Problem to work on - Give back all of the data verbatim.

(Records from a dataset)
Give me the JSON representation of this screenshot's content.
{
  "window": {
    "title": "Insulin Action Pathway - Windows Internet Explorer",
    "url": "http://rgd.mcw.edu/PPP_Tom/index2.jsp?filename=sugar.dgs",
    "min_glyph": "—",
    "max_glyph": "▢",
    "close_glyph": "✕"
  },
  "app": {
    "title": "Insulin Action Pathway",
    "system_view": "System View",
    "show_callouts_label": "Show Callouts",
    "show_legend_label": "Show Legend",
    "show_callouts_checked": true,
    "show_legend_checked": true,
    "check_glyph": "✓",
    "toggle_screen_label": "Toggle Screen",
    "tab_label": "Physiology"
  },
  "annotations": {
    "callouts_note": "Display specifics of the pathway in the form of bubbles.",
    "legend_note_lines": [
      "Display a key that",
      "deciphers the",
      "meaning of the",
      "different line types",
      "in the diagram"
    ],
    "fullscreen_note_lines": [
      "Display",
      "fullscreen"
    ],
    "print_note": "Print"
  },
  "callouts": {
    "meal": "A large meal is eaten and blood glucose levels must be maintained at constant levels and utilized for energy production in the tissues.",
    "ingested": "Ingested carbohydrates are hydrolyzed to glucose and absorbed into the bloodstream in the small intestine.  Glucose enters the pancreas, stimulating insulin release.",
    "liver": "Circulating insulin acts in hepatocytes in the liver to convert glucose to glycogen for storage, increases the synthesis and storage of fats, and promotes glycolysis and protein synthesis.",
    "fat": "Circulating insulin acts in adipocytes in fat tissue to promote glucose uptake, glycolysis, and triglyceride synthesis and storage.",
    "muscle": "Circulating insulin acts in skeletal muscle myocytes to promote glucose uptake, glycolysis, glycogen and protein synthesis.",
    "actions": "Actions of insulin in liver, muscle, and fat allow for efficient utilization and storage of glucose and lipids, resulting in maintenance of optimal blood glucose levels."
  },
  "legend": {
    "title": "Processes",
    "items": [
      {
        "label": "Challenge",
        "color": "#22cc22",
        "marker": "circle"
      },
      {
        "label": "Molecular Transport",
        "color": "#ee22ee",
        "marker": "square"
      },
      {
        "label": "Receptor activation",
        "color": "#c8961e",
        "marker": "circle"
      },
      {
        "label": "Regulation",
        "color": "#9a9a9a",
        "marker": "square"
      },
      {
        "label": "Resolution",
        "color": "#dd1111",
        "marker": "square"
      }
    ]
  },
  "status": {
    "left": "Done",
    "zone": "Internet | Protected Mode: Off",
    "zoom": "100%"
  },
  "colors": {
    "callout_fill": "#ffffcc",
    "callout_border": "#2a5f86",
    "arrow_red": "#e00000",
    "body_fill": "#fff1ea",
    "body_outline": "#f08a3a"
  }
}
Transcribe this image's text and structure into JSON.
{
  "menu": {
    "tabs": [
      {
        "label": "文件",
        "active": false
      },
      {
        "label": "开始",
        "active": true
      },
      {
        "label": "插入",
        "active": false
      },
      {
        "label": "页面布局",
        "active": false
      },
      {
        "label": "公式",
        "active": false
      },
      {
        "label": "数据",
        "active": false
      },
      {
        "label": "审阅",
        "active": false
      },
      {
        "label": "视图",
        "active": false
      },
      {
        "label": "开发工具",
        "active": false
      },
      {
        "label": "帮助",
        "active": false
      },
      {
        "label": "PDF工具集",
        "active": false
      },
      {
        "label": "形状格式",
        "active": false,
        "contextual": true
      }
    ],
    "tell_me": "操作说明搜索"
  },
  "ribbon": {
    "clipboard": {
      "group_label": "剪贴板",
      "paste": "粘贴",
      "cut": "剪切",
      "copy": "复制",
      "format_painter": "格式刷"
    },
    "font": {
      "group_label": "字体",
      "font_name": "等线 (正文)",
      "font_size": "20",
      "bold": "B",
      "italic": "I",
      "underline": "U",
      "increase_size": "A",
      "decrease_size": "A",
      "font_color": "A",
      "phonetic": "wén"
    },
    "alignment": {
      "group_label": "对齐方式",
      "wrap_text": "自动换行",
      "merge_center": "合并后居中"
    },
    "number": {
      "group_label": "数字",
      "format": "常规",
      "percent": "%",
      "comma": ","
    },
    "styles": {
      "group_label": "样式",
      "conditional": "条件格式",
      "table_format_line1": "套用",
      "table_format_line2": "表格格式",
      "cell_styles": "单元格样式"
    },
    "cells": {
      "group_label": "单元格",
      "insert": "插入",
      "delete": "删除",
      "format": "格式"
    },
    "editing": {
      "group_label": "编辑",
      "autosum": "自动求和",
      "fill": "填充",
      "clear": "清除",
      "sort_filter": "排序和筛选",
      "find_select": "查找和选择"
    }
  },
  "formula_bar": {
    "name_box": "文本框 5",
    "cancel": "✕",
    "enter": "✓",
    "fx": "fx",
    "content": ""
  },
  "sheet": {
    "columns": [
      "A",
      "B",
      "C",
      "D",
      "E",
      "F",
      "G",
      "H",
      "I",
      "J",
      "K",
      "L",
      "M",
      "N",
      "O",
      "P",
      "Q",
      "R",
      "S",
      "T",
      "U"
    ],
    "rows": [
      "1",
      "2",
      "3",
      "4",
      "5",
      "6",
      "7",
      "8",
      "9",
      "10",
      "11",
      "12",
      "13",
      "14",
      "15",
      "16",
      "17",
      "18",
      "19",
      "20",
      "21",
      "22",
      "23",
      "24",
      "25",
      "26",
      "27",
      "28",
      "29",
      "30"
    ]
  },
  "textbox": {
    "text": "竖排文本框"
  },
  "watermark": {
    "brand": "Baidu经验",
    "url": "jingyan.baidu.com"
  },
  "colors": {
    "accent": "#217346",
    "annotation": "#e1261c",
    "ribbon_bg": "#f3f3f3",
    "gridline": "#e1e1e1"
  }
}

Result for this task -
Give me the JSON representation of this screenshot's content.
{
  "window": {
    "title": "Insulin Action Pathway - Windows Internet Explorer",
    "url": "http://rgd.mcw.edu/PPP_Tom/index2.jsp?filename=sugar.dgs",
    "min_glyph": "—",
    "max_glyph": "▢",
    "close_glyph": "✕"
  },
  "app": {
    "title": "Insulin Action Pathway",
    "system_view": "System View",
    "show_callouts_label": "Show Callouts",
    "show_legend_label": "Show Legend",
    "show_callouts_checked": true,
    "show_legend_checked": true,
    "check_glyph": "✓",
    "toggle_screen_label": "Toggle Screen",
    "tab_label": "Physiology"
  },
  "annotations": {
    "callouts_note": "Display specifics of the pathway in the form of bubbles.",
    "legend_note_lines": [
      "Display a key that",
      "deciphers the",
      "meaning of the",
      "different line types",
      "in the diagram"
    ],
    "fullscreen_note_lines": [
      "Display",
      "fullscreen"
    ],
    "print_note": "Print"
  },
  "callouts": {
    "meal": "A large meal is eaten and blood glucose levels must be maintained at constant levels and utilized for energy production in the tissues.",
    "ingested": "Ingested carbohydrates are hydrolyzed to glucose and absorbed into the bloodstream in the small intestine.  Glucose enters the pancreas, stimulating insulin release.",
    "liver": "Circulating insulin acts in hepatocytes in the liver to convert glucose to glycogen for storage, increases the synthesis and storage of fats, and promotes glycolysis and protein synthesis.",
    "fat": "Circulating insulin acts in adipocytes in fat tissue to promote glucose uptake, glycolysis, and triglyceride synthesis and storage.",
    "muscle": "Circulating insulin acts in skeletal muscle myocytes to promote glucose uptake, glycolysis, glycogen and protein synthesis.",
    "actions": "Actions of insulin in liver, muscle, and fat allow for efficient utilization and storage of glucose and lipids, resulting in maintenance of optimal blood glucose levels."
  },
  "legend": {
    "title": "Processes",
    "items": [
      {
        "label": "Challenge",
        "color": "#22cc22",
        "marker": "circle"
      },
      {
        "label": "Molecular Transport",
        "color": "#ee22ee",
        "marker": "square"
      },
      {
        "label": "Receptor activation",
        "color": "#c8961e",
        "marker": "circle"
      },
      {
        "label": "Regulation",
        "color": "#9a9a9a",
        "marker": "square"
      },
      {
        "label": "Resolution",
        "color": "#dd1111",
        "marker": "square"
      }
    ]
  },
  "status": {
    "left": "Done",
    "zone": "Internet | Protected Mode: Off",
    "zoom": "100%"
  },
  "colors": {
    "callout_fill": "#ffffcc",
    "callout_border": "#2a5f86",
    "arrow_red": "#e00000",
    "body_fill": "#fff1ea",
    "body_outline": "#f08a3a"
  }
}
Transcribe this image's text and structure into JSON.
{
  "menu": {
    "tabs": [
      {
        "label": "文件",
        "active": false
      },
      {
        "label": "开始",
        "active": true
      },
      {
        "label": "插入",
        "active": false
      },
      {
        "label": "页面布局",
        "active": false
      },
      {
        "label": "公式",
        "active": false
      },
      {
        "label": "数据",
        "active": false
      },
      {
        "label": "审阅",
        "active": false
      },
      {
        "label": "视图",
        "active": false
      },
      {
        "label": "开发工具",
        "active": false
      },
      {
        "label": "帮助",
        "active": false
      },
      {
        "label": "PDF工具集",
        "active": false
      },
      {
        "label": "形状格式",
        "active": false,
        "contextual": true
      }
    ],
    "tell_me": "操作说明搜索"
  },
  "ribbon": {
    "clipboard": {
      "group_label": "剪贴板",
      "paste": "粘贴",
      "cut": "剪切",
      "copy": "复制",
      "format_painter": "格式刷"
    },
    "font": {
      "group_label": "字体",
      "font_name": "等线 (正文)",
      "font_size": "20",
      "bold": "B",
      "italic": "I",
      "underline": "U",
      "increase_size": "A",
      "decrease_size": "A",
      "font_color": "A",
      "phonetic": "wén"
    },
    "alignment": {
      "group_label": "对齐方式",
      "wrap_text": "自动换行",
      "merge_center": "合并后居中"
    },
    "number": {
      "group_label": "数字",
      "format": "常规",
      "percent": "%",
      "comma": ","
    },
    "styles": {
      "group_label": "样式",
      "conditional": "条件格式",
      "table_format_line1": "套用",
      "table_format_line2": "表格格式",
      "cell_styles": "单元格样式"
    },
    "cells": {
      "group_label": "单元格",
      "insert": "插入",
      "delete": "删除",
      "format": "格式"
    },
    "editing": {
      "group_label": "编辑",
      "autosum": "自动求和",
      "fill": "填充",
      "clear": "清除",
      "sort_filter": "排序和筛选",
      "find_select": "查找和选择"
    }
  },
  "formula_bar": {
    "name_box": "文本框 5",
    "cancel": "✕",
    "enter": "✓",
    "fx": "fx",
    "content": ""
  },
  "sheet": {
    "columns": [
      "A",
      "B",
      "C",
      "D",
      "E",
      "F",
      "G",
      "H",
      "I",
      "J",
      "K",
      "L",
      "M",
      "N",
      "O",
      "P",
      "Q",
      "R",
      "S",
      "T",
      "U"
    ],
    "rows": [
      "1",
      "2",
      "3",
      "4",
      "5",
      "6",
      "7",
      "8",
      "9",
      "10",
      "11",
      "12",
      "13",
      "14",
      "15",
      "16",
      "17",
      "18",
      "19",
      "20",
      "21",
      "22",
      "23",
      "24",
      "25",
      "26",
      "27",
      "28",
      "29",
      "30"
    ]
  },
  "textbox": {
    "text": "竖排文本框"
  },
  "watermark": {
    "brand": "Baidu经验",
    "url": "jingyan.baidu.com"
  },
  "colors": {
    "accent": "#217346",
    "annotation": "#e1261c",
    "ribbon_bg": "#f3f3f3",
    "gridline": "#e1e1e1"
  }
}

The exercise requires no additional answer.